→ REQUIREMENT
Please copy each line of the listing that includes the string "verified".

* * * *

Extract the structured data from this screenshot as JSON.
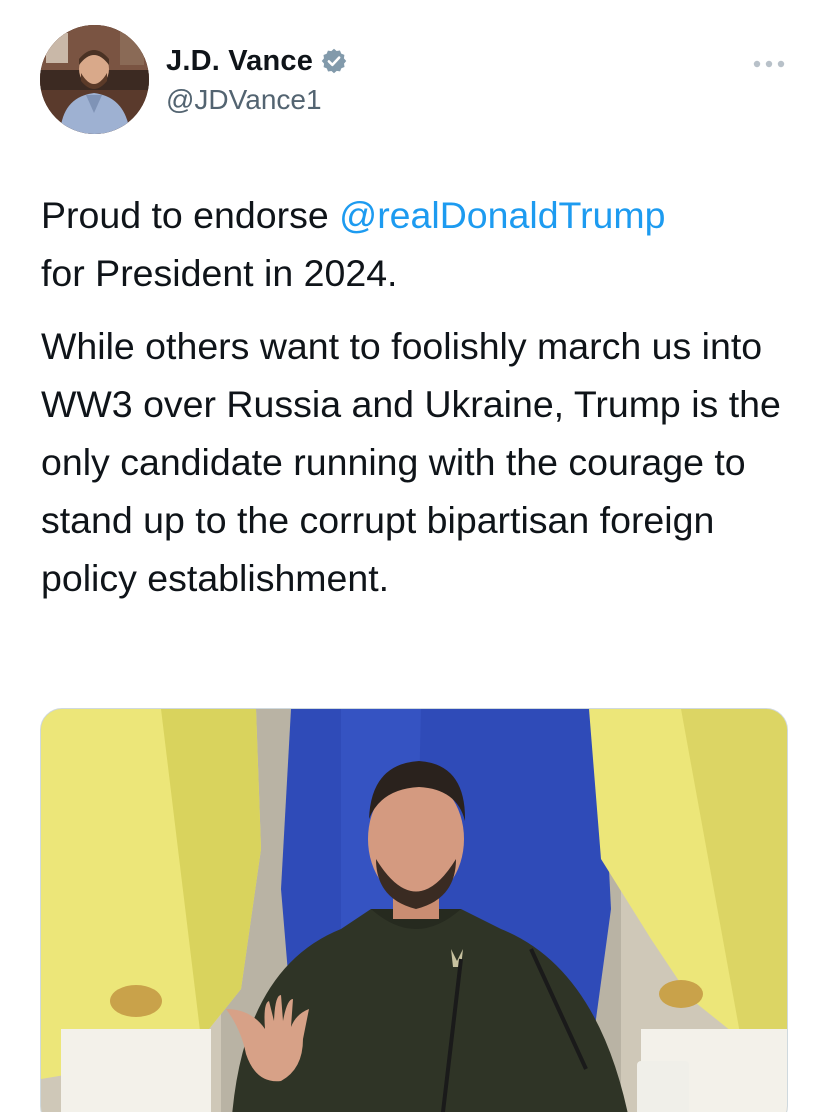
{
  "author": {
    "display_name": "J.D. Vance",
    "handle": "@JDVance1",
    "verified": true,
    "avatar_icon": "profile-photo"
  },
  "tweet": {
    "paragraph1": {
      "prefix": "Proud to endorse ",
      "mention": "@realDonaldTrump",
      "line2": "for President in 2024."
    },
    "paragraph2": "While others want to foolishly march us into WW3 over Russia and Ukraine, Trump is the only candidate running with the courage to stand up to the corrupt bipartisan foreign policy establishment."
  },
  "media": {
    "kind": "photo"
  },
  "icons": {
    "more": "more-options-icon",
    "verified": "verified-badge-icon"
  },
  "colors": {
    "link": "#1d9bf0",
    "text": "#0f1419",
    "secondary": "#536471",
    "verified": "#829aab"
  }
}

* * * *

→ EXERCISE ANSWER
    "verified": true,
    "verified": "verified-badge-icon"
    "verified": "#829aab"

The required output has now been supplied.